However, anything over 30 will probably be acceptable for most applications. Above 30 frames a second, the Human eye loses its ability to perceive individual motions, and things blend together. The faster your redraw, the smoother the motion will look, however, and if your frame rate is somewhere below 60, it will make movement look jerky and not fluid.

So you should shoot for an ideal FPS of 60 with occasional dips below that. If you can’t maintain 60, you should still shoot to keep it above 30. If you’re writing a game, and you can’t maintain 30 FPS, you need to rethink your rendering process: either display fewer objects or find a way to optimize the scene.

@tomxp411 Thanks :wink:

@tomxp411 I was going after the math.ceil command as being the problem more than the 60 FPS. If you run the lines below, it prints 61. So if 1/DeltaTime was 60.00001, displaying 60 would be more accurate even though 61 would be the result of the calculation. I guess it all depends on how accurate someone wants the display to be.

function setup()


Yeah, using math.ceil() is the wrong way to go. It should be math.floor() in this case. Regardless, I have seen the screen refresh in < 1/60th of a second, which is why you still need to use DeltaTime when calculating motion.

@tomxp411 Don’t mean to nit pick, but using math.floor is just as bad as math.ceil, except it goes in the other direction. A more accurate display would be to use string.format, setting it to the number of decimal places you want to display. See example code.

function setup()
    print(math.floor(59.99999))              -- truncates down  prints 59
    print(string.format("%.0f",59.49999))    -- rounds down     prints 59
    print(string.format("%.0f",59.50001))    -- rounds up       prints 60

Thought this might be interesting. Graph showing the FPS of the draw function.


function setup()

function draw()
    if c>WIDTH then
        text("Draw function -- Frames per second",WIDTH/2,HEIGHT-100)

@dave1707 You always have a way of explaining things so simply and by using concise accurate examples. I would be shocked if you have never been a tutor/instructor/teacher in the past. I would definitely endorse and recommend you as a great one of those.

Not sure who first posted it, but I’ve long been using this little snippet.

FPS = 60 * 0.9 + 0.1 / DeltaTime
text(FPS, 35, HEIGHT-15)

@Mark I shall pretend that I didn’t see that …

I aim for around 55-60Fps

@Luatee - I agree, 50-60fps is probably the acceptable range for ‘fast moving’ arcade style games. Smoothing out occasional drops in performance below this is still the main challenge. :slight_smile:

@matthew Thanks for the comment, but I was never a tutor/instructor/teacher. I don’t think I have the patience for something like that. But I do like simple explanations/examples for things. It helps me understand what’s happening and I think a simple answer explains things easier than a complicated detailed one.
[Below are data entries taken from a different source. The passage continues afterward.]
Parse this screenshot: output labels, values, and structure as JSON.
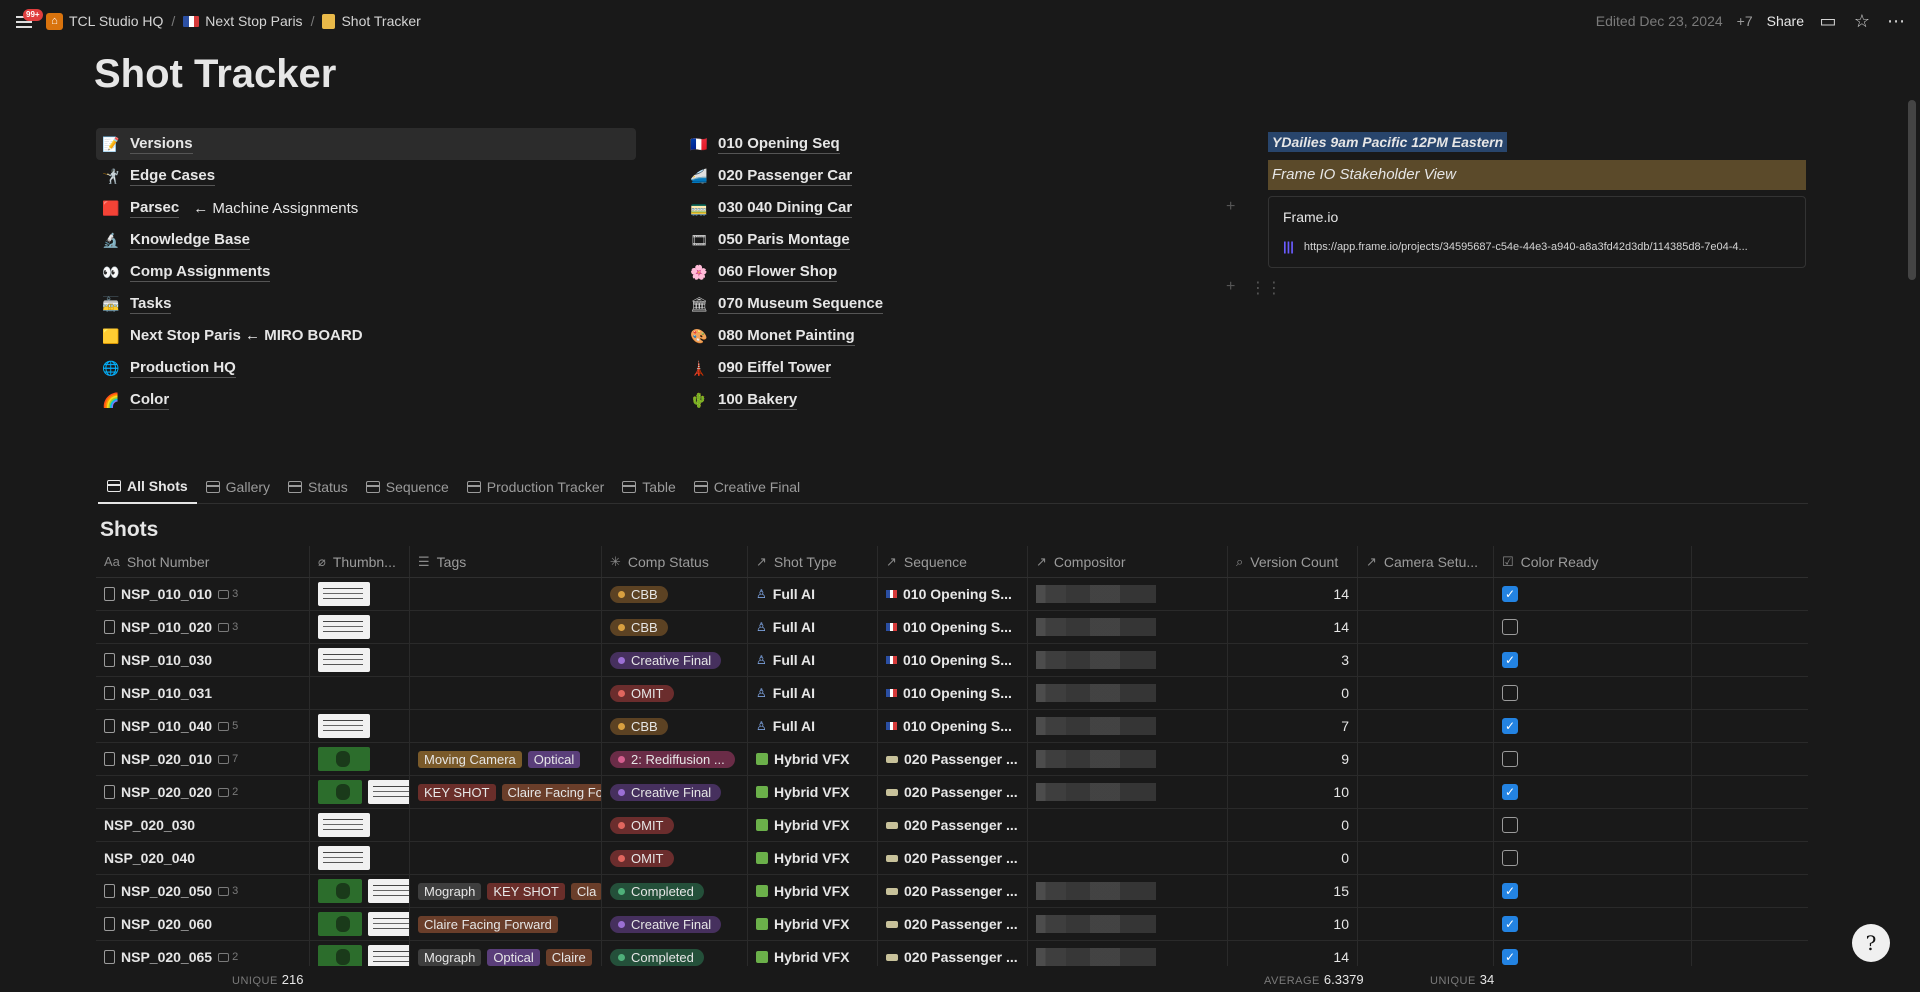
{
  "breadcrumb": {
    "badge": "99+",
    "items": [
      "TCL Studio HQ",
      "Next Stop Paris",
      "Shot Tracker"
    ]
  },
  "topbar": {
    "edited": "Edited Dec 23, 2024",
    "collaborators": "+7",
    "share_label": "Share"
  },
  "page": {
    "title": "Shot Tracker"
  },
  "links_left": [
    {
      "emoji": "📝",
      "text": "Versions",
      "extra": ""
    },
    {
      "emoji": "🤺",
      "text": "Edge Cases",
      "extra": ""
    },
    {
      "emoji": "🟥",
      "text": "Parsec",
      "extra": "← Machine Assignments"
    },
    {
      "emoji": "🔬",
      "text": "Knowledge Base",
      "extra": ""
    },
    {
      "emoji": "👀",
      "text": "Comp Assignments",
      "extra": ""
    },
    {
      "emoji": "🚋",
      "text": "Tasks",
      "extra": ""
    },
    {
      "emoji": "🟨",
      "text": "Next Stop Paris ← MIRO BOARD",
      "extra": ""
    },
    {
      "emoji": "🌐",
      "text": "Production HQ",
      "extra": ""
    },
    {
      "emoji": "🌈",
      "text": "Color",
      "extra": ""
    }
  ],
  "links_mid": [
    {
      "emoji": "🇫🇷",
      "text": "010 Opening Seq"
    },
    {
      "emoji": "🚄",
      "text": "020 Passenger Car"
    },
    {
      "emoji": "🚃",
      "text": "030 040 Dining Car"
    },
    {
      "emoji": "🎞",
      "text": "050 Paris Montage"
    },
    {
      "emoji": "🌸",
      "text": "060 Flower Shop"
    },
    {
      "emoji": "🏛",
      "text": "070 Museum Sequence"
    },
    {
      "emoji": "🎨",
      "text": "080 Monet Painting"
    },
    {
      "emoji": "🗼",
      "text": "090 Eiffel Tower"
    },
    {
      "emoji": "🌵",
      "text": "100 Bakery"
    }
  ],
  "right_panel": {
    "dailies": "YDailies 9am Pacific 12PM Eastern",
    "frameio_heading": "Frame IO Stakeholder View",
    "bookmark_title": "Frame.io",
    "bookmark_url": "https://app.frame.io/projects/34595687-c54e-44e3-a940-a8a3fd42d3db/114385d8-7e04-4..."
  },
  "tabs": [
    "All Shots",
    "Gallery",
    "Status",
    "Sequence",
    "Production Tracker",
    "Table",
    "Creative Final"
  ],
  "database_title": "Shots",
  "columns": [
    "Shot Number",
    "Thumbn...",
    "Tags",
    "Comp Status",
    "Shot Type",
    "Sequence",
    "Compositor",
    "Version Count",
    "Camera Setu...",
    "Color Ready"
  ],
  "rows": [
    {
      "shot": "NSP_010_010",
      "doc": true,
      "comments": "3",
      "thumbs": [
        "white"
      ],
      "tags": [],
      "status": "CBB",
      "type": "Full AI",
      "seq": "010 Opening S...",
      "seq_kind": "flag",
      "count": "14",
      "ready": true
    },
    {
      "shot": "NSP_010_020",
      "doc": true,
      "comments": "3",
      "thumbs": [
        "white"
      ],
      "tags": [],
      "status": "CBB",
      "type": "Full AI",
      "seq": "010 Opening S...",
      "seq_kind": "flag",
      "count": "14",
      "ready": false
    },
    {
      "shot": "NSP_010_030",
      "doc": true,
      "comments": "",
      "thumbs": [
        "white"
      ],
      "tags": [],
      "status": "Creative Final",
      "type": "Full AI",
      "seq": "010 Opening S...",
      "seq_kind": "flag",
      "count": "3",
      "ready": true
    },
    {
      "shot": "NSP_010_031",
      "doc": true,
      "comments": "",
      "thumbs": [],
      "tags": [],
      "status": "OMIT",
      "type": "Full AI",
      "seq": "010 Opening S...",
      "seq_kind": "flag",
      "count": "0",
      "ready": false
    },
    {
      "shot": "NSP_010_040",
      "doc": true,
      "comments": "5",
      "thumbs": [
        "white"
      ],
      "tags": [],
      "status": "CBB",
      "type": "Full AI",
      "seq": "010 Opening S...",
      "seq_kind": "flag",
      "count": "7",
      "ready": true
    },
    {
      "shot": "NSP_020_010",
      "doc": true,
      "comments": "7",
      "thumbs": [
        "green"
      ],
      "tags": [
        "Moving Camera",
        "Optical"
      ],
      "status": "2: Rediffusion ...",
      "type": "Hybrid VFX",
      "seq": "020 Passenger ...",
      "seq_kind": "train",
      "count": "9",
      "ready": false
    },
    {
      "shot": "NSP_020_020",
      "doc": true,
      "comments": "2",
      "thumbs": [
        "green",
        "white"
      ],
      "tags": [
        "KEY SHOT",
        "Claire Facing Fo"
      ],
      "status": "Creative Final",
      "type": "Hybrid VFX",
      "seq": "020 Passenger ...",
      "seq_kind": "train",
      "count": "10",
      "ready": true
    },
    {
      "shot": "NSP_020_030",
      "doc": false,
      "comments": "",
      "thumbs": [
        "white"
      ],
      "tags": [],
      "status": "OMIT",
      "type": "Hybrid VFX",
      "seq": "020 Passenger ...",
      "seq_kind": "train",
      "count": "0",
      "ready": false
    },
    {
      "shot": "NSP_020_040",
      "doc": false,
      "comments": "",
      "thumbs": [
        "white"
      ],
      "tags": [],
      "status": "OMIT",
      "type": "Hybrid VFX",
      "seq": "020 Passenger ...",
      "seq_kind": "train",
      "count": "0",
      "ready": false
    },
    {
      "shot": "NSP_020_050",
      "doc": true,
      "comments": "3",
      "thumbs": [
        "green",
        "white"
      ],
      "tags": [
        "Mograph",
        "KEY SHOT",
        "Cla"
      ],
      "status": "Completed",
      "type": "Hybrid VFX",
      "seq": "020 Passenger ...",
      "seq_kind": "train",
      "count": "15",
      "ready": true
    },
    {
      "shot": "NSP_020_060",
      "doc": true,
      "comments": "",
      "thumbs": [
        "green",
        "white"
      ],
      "tags": [
        "Claire Facing Forward"
      ],
      "status": "Creative Final",
      "type": "Hybrid VFX",
      "seq": "020 Passenger ...",
      "seq_kind": "train",
      "count": "10",
      "ready": true
    },
    {
      "shot": "NSP_020_065",
      "doc": true,
      "comments": "2",
      "thumbs": [
        "green",
        "white"
      ],
      "tags": [
        "Mograph",
        "Optical",
        "Claire"
      ],
      "status": "Completed",
      "type": "Hybrid VFX",
      "seq": "020 Passenger ...",
      "seq_kind": "train",
      "count": "14",
      "ready": true
    }
  ],
  "tag_colors": {
    "Moving Camera": "#7a5a2a",
    "Optical": "#5a3e7a",
    "KEY SHOT": "#6a2e2a",
    "Claire Facing Fo": "#6a3e2a",
    "Claire Facing Forward": "#6a3e2a",
    "Mograph": "#3e3e3e",
    "Cla": "#6a3e2a",
    "Claire": "#6a3e2a"
  },
  "status_colors": {
    "CBB": {
      "bg": "#5c4223",
      "dot": "#d9a040"
    },
    "Creative Final": {
      "bg": "#46305e",
      "dot": "#9b6fd4"
    },
    "OMIT": {
      "bg": "#6b2d2d",
      "dot": "#e0665e"
    },
    "2: Rediffusion ...": {
      "bg": "#6a2c47",
      "dot": "#d45e8e"
    },
    "Completed": {
      "bg": "#24503a",
      "dot": "#4fb07a"
    }
  },
  "footer": {
    "unique_label_1": "UNIQUE",
    "unique_value_1": "216",
    "average_label": "AVERAGE",
    "average_value": "6.3379",
    "unique_label_2": "UNIQUE",
    "unique_value_2": "34"
  }
}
After I understand what’s happening, then I like to dig into the complicated detailed answers for an exact reason.

@dave1707 your more patient than most on the forum, who else do you see firing examples off at the new comers whilst explaining it with ease, I think you could really help some people out
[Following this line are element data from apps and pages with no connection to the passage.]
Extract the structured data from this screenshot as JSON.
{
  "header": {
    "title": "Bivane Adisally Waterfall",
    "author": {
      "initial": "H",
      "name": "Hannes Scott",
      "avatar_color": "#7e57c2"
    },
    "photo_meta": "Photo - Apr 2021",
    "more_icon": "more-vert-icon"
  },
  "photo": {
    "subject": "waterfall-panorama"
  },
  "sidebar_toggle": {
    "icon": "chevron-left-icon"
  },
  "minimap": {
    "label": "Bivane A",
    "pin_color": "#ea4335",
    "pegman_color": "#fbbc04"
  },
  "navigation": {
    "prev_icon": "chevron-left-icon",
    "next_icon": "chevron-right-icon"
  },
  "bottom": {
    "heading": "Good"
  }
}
@Andrew_Stacey Actually, I think I grabbed it precisely because it was such an ugly little piece of code. I assumed that somewhere, in some thread I’d not been following, there had been vigorous and arcane discussions over intricacies of the screen’s innards, and this blob was the result.

On the other hand, for me it’s just a number. Since I have only an iPad 2, I know that most users will operate far more quickly. I only look at relative changes to see if something I’ve done has an impact.

@Mark but you could just use

FPS  = .9*FPS + .1/DeltaTime

instead of

FPS  = .9*60+ .1/DeltaTime

to get the exact value instead of just a comparison. Its just a small change. And if you just want to compare maybe, just

FPS  = 1/DeltaTime

is good enough.

My opinion on this is that you need atleast 40 if you want it to run smoothly (my opinion)

I believe @Jmv38 created the .9 * FPS + 1 / DeltaTime snippet.

One line of code to add an accurate and stable FPS watcher to your project (Put in draw):

if FPS == nil then FPS = 1 / DeltaTime parameter.watch("FPS") else FPS = FPS * 0.9 + 0.1 / DeltaTime end

(Using Jmv38’s way, just made an automatic line of code.)